TASK:
Exact reproduction of the listing is required. Pictures are not reproduced.
-=-=-
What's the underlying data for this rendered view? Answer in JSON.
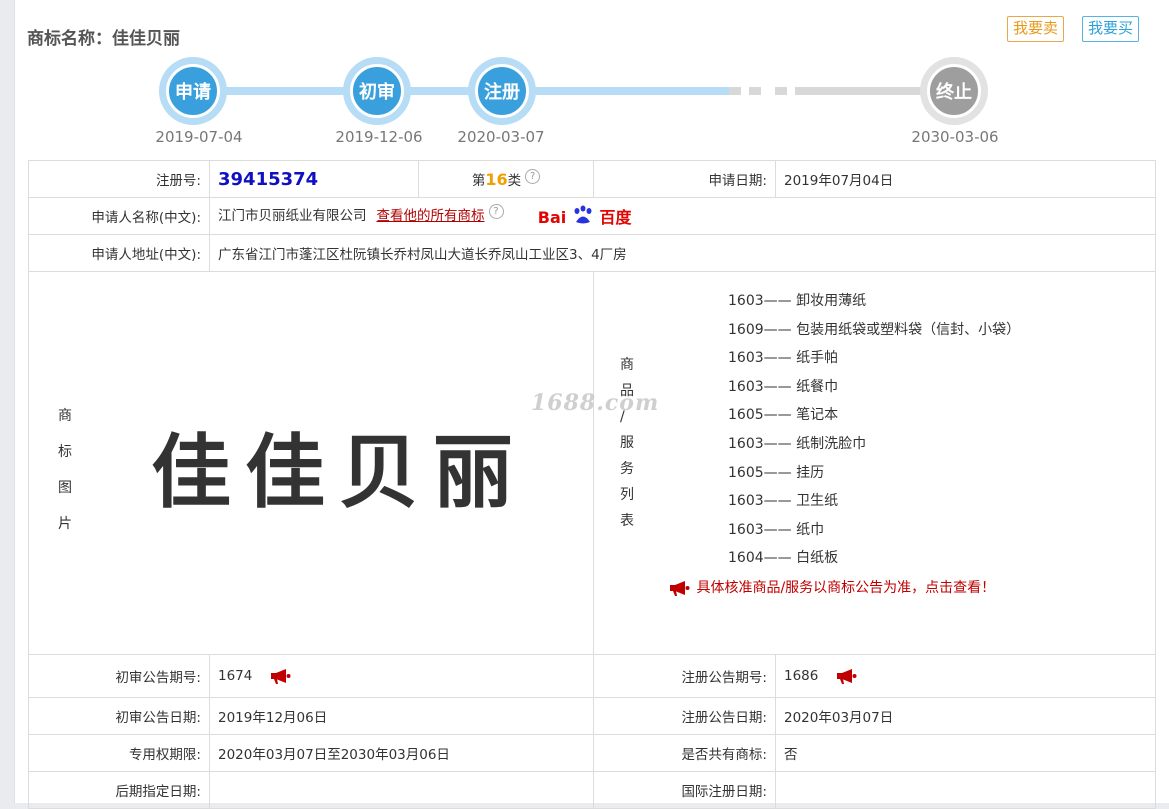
{
  "header": {
    "title": "商标名称：佳佳贝丽",
    "sell_label": "我要卖",
    "buy_label": "我要买"
  },
  "timeline": [
    {
      "label": "申请",
      "date": "2019-07-04"
    },
    {
      "label": "初审",
      "date": "2019-12-06"
    },
    {
      "label": "注册",
      "date": "2020-03-07"
    },
    {
      "label": "终止",
      "date": "2030-03-06"
    }
  ],
  "info": {
    "reg_no_label": "注册号:",
    "reg_no": "39415374",
    "class_prefix": "第",
    "class_num": "16",
    "class_suffix": "类",
    "apply_date_label": "申请日期:",
    "apply_date": "2019年07月04日",
    "applicant_label": "申请人名称(中文):",
    "applicant": "江门市贝丽纸业有限公司",
    "view_all_link": "查看他的所有商标",
    "baidu_a": "Bai",
    "baidu_b": "百度",
    "address_label": "申请人地址(中文):",
    "address": "广东省江门市蓬江区杜阮镇长乔村凤山大道长乔凤山工业区3、4厂房",
    "mark_image_label": [
      "商",
      "标",
      "图",
      "片"
    ],
    "mark_text": "佳佳贝丽",
    "goods_label": [
      "商",
      "品",
      "/",
      "服",
      "务",
      "列",
      "表"
    ],
    "goods": [
      "1603—— 卸妆用薄纸",
      "1609—— 包装用纸袋或塑料袋（信封、小袋）",
      "1603—— 纸手帕",
      "1603—— 纸餐巾",
      "1605—— 笔记本",
      "1603—— 纸制洗脸巾",
      "1605—— 挂历",
      "1603—— 卫生纸",
      "1603—— 纸巾",
      "1604—— 白纸板"
    ],
    "goods_note": "具体核准商品/服务以商标公告为准，点击查看！",
    "prelim_no_label": "初审公告期号:",
    "prelim_no": "1674",
    "reg_notice_no_label": "注册公告期号:",
    "reg_notice_no": "1686",
    "prelim_date_label": "初审公告日期:",
    "prelim_date": "2019年12月06日",
    "reg_notice_date_label": "注册公告日期:",
    "reg_notice_date": "2020年03月07日",
    "exclusive_label": "专用权期限:",
    "exclusive": "2020年03月07日至2030年03月06日",
    "shared_label": "是否共有商标:",
    "shared": "否",
    "later_label": "后期指定日期:",
    "intl_label": "国际注册日期:"
  },
  "watermark": "1688.com"
}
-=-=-
EXERCISE RESULT:
What's the underlying data for this rendered view? Answer in JSON.
{
  "header": {
    "title": "商标名称：佳佳贝丽",
    "sell_label": "我要卖",
    "buy_label": "我要买"
  },
  "timeline": [
    {
      "label": "申请",
      "date": "2019-07-04"
    },
    {
      "label": "初审",
      "date": "2019-12-06"
    },
    {
      "label": "注册",
      "date": "2020-03-07"
    },
    {
      "label": "终止",
      "date": "2030-03-06"
    }
  ],
  "info": {
    "reg_no_label": "注册号:",
    "reg_no": "39415374",
    "class_prefix": "第",
    "class_num": "16",
    "class_suffix": "类",
    "apply_date_label": "申请日期:",
    "apply_date": "2019年07月04日",
    "applicant_label": "申请人名称(中文):",
    "applicant": "江门市贝丽纸业有限公司",
    "view_all_link": "查看他的所有商标",
    "baidu_a": "Bai",
    "baidu_b": "百度",
    "address_label": "申请人地址(中文):",
    "address": "广东省江门市蓬江区杜阮镇长乔村凤山大道长乔凤山工业区3、4厂房",
    "mark_image_label": [
      "商",
      "标",
      "图",
      "片"
    ],
    "mark_text": "佳佳贝丽",
    "goods_label": [
      "商",
      "品",
      "/",
      "服",
      "务",
      "列",
      "表"
    ],
    "goods": [
      "1603—— 卸妆用薄纸",
      "1609—— 包装用纸袋或塑料袋（信封、小袋）",
      "1603—— 纸手帕",
      "1603—— 纸餐巾",
      "1605—— 笔记本",
      "1603—— 纸制洗脸巾",
      "1605—— 挂历",
      "1603—— 卫生纸",
      "1603—— 纸巾",
      "1604—— 白纸板"
    ],
    "goods_note": "具体核准商品/服务以商标公告为准，点击查看！",
    "prelim_no_label": "初审公告期号:",
    "prelim_no": "1674",
    "reg_notice_no_label": "注册公告期号:",
    "reg_notice_no": "1686",
    "prelim_date_label": "初审公告日期:",
    "prelim_date": "2019年12月06日",
    "reg_notice_date_label": "注册公告日期:",
    "reg_notice_date": "2020年03月07日",
    "exclusive_label": "专用权期限:",
    "exclusive": "2020年03月07日至2030年03月06日",
    "shared_label": "是否共有商标:",
    "shared": "否",
    "later_label": "后期指定日期:",
    "intl_label": "国际注册日期:"
  },
  "watermark": "1688.com"
}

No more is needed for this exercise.